Having supportive bosses and mentoring programs — like I do in my current role at ARaymond — has been a key element of my ability to grow throughout my career, and I make sure we continue to offer that mentoring to young men and women today. A supportive male boss can help usher in a generation of confident new leaders that’s a strong mix of men and women. And in CSR, the number of women taking on key roles is quite encouraging.

A combination of solid roots, strong skills development, and being in a group that empowers you will lead to the amplification of women’s voices in key roles both on the factory floor and in the boardroom.

Q: How important is it for companies in all industries to embrace CSR goals; and how important is it for women to have key roles in that implementation?

A: CSR goals are essential because the world is becoming more disrupted and complex, and our global success relies on diverse collaboration. We must anticipate risks and see opportunities to get better prepared, so we’ll be better positioned for sustainability. We recently joined a pact of 150 business leaders in France to commit to decarbonization, and our efforts in automotive, energy, construction, agriculture, and construction are all moving in an eco-friendly direction.
Women must be included in the conversations about this critical decarbonization planning. By nature, women are more focused on taking care of something for the long-term. Women are a key asset for CSR, and men are also needed there — a diversity of opinions is the key. Beyond gender diversity, we also need a mix of ages and cultures offering their input.

Q: As a female in a leadership role, what are the key changes you aspire to see for future generations?
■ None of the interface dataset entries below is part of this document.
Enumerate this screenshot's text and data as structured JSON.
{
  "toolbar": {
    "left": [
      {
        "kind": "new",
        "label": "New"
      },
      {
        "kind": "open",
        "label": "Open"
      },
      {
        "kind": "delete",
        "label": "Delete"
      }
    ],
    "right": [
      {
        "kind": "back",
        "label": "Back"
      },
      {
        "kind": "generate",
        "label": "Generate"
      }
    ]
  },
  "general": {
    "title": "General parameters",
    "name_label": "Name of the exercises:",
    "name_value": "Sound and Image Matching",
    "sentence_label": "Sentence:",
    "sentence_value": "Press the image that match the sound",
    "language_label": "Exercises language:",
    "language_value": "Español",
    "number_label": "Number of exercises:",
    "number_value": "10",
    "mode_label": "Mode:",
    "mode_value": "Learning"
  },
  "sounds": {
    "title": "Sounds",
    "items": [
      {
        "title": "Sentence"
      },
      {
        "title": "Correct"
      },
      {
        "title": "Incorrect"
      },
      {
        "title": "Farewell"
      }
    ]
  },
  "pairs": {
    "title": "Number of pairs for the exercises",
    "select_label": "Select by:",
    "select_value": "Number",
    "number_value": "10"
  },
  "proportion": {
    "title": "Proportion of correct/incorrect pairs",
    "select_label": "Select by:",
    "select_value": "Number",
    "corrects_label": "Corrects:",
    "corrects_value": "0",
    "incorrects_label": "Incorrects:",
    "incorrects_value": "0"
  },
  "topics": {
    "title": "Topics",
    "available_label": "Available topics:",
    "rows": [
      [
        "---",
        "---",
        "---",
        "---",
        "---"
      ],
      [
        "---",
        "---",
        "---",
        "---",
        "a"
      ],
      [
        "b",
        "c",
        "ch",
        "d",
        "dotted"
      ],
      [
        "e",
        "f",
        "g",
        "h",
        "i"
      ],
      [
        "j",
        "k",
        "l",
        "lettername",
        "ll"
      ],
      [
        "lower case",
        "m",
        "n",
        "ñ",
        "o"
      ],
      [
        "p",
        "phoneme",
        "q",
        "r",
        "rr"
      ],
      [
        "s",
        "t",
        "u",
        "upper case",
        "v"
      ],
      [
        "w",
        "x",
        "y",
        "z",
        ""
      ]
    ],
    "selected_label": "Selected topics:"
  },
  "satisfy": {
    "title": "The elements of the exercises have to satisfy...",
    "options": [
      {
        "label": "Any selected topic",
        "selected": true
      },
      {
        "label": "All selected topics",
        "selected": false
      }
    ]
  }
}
How can we attract more women to engineering and other STEM fields? 

A: I see the role of the engineer developing to be more about the capacity to develop solutions that contribute to the common good, and not simply fulfilling customer expectation.
There is a role for women to play in that. Engineers need to develop solutions with a systemic approach, and consider the social implications of these solutions and how to make a positive contribution to the environment. The role of engineer is changing, and is more than just technical. People who can embrace this approach will succeed, including women from the current and future generations.